Could you reproduce every record below exactly as it stands?
___ Entries shown ___
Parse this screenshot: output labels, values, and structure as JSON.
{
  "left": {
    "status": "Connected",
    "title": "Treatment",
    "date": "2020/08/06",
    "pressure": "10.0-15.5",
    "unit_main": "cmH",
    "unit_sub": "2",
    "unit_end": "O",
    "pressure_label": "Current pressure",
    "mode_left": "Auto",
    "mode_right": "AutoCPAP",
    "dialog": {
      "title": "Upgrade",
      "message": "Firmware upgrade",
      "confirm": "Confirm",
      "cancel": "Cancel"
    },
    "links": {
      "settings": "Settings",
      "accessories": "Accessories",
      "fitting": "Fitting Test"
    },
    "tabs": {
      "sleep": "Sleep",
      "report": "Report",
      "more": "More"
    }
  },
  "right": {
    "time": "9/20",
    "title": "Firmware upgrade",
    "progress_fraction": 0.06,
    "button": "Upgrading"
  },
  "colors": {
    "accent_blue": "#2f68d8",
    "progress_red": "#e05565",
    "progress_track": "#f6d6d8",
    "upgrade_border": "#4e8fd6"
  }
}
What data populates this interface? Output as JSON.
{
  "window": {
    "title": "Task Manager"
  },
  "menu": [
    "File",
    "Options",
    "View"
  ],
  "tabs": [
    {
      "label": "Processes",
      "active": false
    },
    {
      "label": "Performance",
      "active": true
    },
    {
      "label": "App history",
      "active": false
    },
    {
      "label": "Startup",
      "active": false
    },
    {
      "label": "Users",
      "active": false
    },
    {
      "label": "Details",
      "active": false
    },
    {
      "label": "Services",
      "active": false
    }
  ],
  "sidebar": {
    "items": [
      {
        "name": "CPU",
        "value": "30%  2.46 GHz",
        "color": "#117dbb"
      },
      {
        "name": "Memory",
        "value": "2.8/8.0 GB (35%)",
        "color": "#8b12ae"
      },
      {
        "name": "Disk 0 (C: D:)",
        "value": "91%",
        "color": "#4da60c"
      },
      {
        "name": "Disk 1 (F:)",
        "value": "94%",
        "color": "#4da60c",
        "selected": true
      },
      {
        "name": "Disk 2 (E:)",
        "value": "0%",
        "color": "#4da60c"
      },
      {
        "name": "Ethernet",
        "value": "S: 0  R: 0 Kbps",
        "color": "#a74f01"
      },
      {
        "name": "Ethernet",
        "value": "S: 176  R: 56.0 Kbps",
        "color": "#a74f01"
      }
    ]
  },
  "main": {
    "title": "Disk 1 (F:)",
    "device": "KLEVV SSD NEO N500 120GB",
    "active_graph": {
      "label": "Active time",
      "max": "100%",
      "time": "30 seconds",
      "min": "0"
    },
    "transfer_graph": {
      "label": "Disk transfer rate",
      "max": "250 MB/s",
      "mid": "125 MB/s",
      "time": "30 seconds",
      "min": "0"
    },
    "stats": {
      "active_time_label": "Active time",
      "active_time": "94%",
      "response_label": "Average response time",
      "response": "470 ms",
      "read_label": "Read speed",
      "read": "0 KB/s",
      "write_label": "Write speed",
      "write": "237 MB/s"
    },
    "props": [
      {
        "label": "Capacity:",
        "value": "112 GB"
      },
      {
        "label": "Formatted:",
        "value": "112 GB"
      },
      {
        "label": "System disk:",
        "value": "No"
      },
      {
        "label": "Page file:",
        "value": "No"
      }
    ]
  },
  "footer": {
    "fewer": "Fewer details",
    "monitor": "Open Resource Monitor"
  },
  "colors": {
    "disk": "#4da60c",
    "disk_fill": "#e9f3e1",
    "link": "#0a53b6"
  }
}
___
[Answer section]
Parse this screenshot: output labels, values, and structure as JSON.
{
  "left": {
    "status": "Connected",
    "title": "Treatment",
    "date": "2020/08/06",
    "pressure": "10.0-15.5",
    "unit_main": "cmH",
    "unit_sub": "2",
    "unit_end": "O",
    "pressure_label": "Current pressure",
    "mode_left": "Auto",
    "mode_right": "AutoCPAP",
    "dialog": {
      "title": "Upgrade",
      "message": "Firmware upgrade",
      "confirm": "Confirm",
      "cancel": "Cancel"
    },
    "links": {
      "settings": "Settings",
      "accessories": "Accessories",
      "fitting": "Fitting Test"
    },
    "tabs": {
      "sleep": "Sleep",
      "report": "Report",
      "more": "More"
    }
  },
  "right": {
    "time": "9/20",
    "title": "Firmware upgrade",
    "progress_fraction": 0.06,
    "button": "Upgrading"
  },
  "colors": {
    "accent_blue": "#2f68d8",
    "progress_red": "#e05565",
    "progress_track": "#f6d6d8",
    "upgrade_border": "#4e8fd6"
  }
}
What data populates this interface? Output as JSON.
{
  "window": {
    "title": "Task Manager"
  },
  "menu": [
    "File",
    "Options",
    "View"
  ],
  "tabs": [
    {
      "label": "Processes",
      "active": false
    },
    {
      "label": "Performance",
      "active": true
    },
    {
      "label": "App history",
      "active": false
    },
    {
      "label": "Startup",
      "active": false
    },
    {
      "label": "Users",
      "active": false
    },
    {
      "label": "Details",
      "active": false
    },
    {
      "label": "Services",
      "active": false
    }
  ],
  "sidebar": {
    "items": [
      {
        "name": "CPU",
        "value": "30%  2.46 GHz",
        "color": "#117dbb"
      },
      {
        "name": "Memory",
        "value": "2.8/8.0 GB (35%)",
        "color": "#8b12ae"
      },
      {
        "name": "Disk 0 (C: D:)",
        "value": "91%",
        "color": "#4da60c"
      },
      {
        "name": "Disk 1 (F:)",
        "value": "94%",
        "color": "#4da60c",
        "selected": true
      },
      {
        "name": "Disk 2 (E:)",
        "value": "0%",
        "color": "#4da60c"
      },
      {
        "name": "Ethernet",
        "value": "S: 0  R: 0 Kbps",
        "color": "#a74f01"
      },
      {
        "name": "Ethernet",
        "value": "S: 176  R: 56.0 Kbps",
        "color": "#a74f01"
      }
    ]
  },
  "main": {
    "title": "Disk 1 (F:)",
    "device": "KLEVV SSD NEO N500 120GB",
    "active_graph": {
      "label": "Active time",
      "max": "100%",
      "time": "30 seconds",
      "min": "0"
    },
    "transfer_graph": {
      "label": "Disk transfer rate",
      "max": "250 MB/s",
      "mid": "125 MB/s",
      "time": "30 seconds",
      "min": "0"
    },
    "stats": {
      "active_time_label": "Active time",
      "active_time": "94%",
      "response_label": "Average response time",
      "response": "470 ms",
      "read_label": "Read speed",
      "read": "0 KB/s",
      "write_label": "Write speed",
      "write": "237 MB/s"
    },
    "props": [
      {
        "label": "Capacity:",
        "value": "112 GB"
      },
      {
        "label": "Formatted:",
        "value": "112 GB"
      },
      {
        "label": "System disk:",
        "value": "No"
      },
      {
        "label": "Page file:",
        "value": "No"
      }
    ]
  },
  "footer": {
    "fewer": "Fewer details",
    "monitor": "Open Resource Monitor"
  },
  "colors": {
    "disk": "#4da60c",
    "disk_fill": "#e9f3e1",
    "link": "#0a53b6"
  }
}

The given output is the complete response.